[Opening EXERCISE MATERIAL section]

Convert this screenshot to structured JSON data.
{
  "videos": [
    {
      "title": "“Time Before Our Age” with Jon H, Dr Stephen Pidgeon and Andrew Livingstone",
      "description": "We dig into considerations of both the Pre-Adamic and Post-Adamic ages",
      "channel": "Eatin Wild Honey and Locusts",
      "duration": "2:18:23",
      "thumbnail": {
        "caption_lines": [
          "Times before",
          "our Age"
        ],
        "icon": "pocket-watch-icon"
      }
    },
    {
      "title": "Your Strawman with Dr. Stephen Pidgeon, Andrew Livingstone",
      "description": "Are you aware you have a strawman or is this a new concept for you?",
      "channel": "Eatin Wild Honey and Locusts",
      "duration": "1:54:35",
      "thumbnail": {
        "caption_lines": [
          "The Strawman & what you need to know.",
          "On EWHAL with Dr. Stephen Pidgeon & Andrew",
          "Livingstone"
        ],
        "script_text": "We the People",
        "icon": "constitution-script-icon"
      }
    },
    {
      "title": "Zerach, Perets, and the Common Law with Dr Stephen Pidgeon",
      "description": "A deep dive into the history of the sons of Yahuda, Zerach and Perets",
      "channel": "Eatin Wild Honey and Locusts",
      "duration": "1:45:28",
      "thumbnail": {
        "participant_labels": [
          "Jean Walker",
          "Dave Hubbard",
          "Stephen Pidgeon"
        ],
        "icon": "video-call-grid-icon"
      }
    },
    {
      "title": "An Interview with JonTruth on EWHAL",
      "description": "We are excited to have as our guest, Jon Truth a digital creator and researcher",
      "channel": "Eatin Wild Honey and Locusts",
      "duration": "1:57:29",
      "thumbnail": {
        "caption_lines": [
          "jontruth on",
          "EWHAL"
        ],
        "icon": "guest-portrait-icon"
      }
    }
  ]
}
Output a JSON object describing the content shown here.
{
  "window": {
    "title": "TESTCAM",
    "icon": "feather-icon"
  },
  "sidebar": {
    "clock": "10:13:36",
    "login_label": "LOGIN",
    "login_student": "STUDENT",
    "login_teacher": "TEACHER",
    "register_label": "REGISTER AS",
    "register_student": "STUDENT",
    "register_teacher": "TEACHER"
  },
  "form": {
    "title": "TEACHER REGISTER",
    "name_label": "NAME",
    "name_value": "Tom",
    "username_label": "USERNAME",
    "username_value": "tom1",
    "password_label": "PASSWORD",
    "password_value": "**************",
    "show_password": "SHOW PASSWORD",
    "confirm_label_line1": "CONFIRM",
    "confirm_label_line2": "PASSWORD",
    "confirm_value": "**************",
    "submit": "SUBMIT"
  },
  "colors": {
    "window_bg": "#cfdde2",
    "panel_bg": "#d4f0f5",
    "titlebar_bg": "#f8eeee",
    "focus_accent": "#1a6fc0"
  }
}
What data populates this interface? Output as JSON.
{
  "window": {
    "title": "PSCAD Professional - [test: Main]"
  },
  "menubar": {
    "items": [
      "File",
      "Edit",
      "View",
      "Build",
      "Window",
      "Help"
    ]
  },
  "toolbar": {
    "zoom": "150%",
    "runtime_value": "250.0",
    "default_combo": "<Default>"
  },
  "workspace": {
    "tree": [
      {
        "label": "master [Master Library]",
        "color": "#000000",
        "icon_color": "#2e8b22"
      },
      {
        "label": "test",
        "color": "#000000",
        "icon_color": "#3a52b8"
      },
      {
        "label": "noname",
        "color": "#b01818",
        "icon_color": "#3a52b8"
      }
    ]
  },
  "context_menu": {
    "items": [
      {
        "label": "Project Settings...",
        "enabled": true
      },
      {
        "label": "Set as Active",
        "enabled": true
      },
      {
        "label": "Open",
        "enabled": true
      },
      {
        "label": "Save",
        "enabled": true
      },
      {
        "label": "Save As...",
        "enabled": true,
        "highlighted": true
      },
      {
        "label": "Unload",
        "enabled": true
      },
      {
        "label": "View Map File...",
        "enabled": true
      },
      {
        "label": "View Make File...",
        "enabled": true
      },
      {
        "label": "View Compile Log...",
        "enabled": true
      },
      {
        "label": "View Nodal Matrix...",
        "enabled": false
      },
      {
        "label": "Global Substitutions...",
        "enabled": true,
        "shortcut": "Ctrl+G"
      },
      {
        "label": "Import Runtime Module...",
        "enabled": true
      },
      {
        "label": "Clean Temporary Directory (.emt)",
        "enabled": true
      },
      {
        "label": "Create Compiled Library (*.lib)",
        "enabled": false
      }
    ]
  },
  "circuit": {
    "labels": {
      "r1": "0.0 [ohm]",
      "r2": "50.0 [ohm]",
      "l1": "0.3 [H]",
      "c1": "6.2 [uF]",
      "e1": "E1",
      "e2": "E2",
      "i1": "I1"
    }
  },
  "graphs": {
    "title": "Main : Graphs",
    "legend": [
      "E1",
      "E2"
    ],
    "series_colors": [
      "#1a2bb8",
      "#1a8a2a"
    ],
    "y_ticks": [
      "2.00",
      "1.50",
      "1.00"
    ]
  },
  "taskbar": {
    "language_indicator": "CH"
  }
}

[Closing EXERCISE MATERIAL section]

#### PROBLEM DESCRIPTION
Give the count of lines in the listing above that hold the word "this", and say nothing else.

#### RESPONSE TO THE TASK
3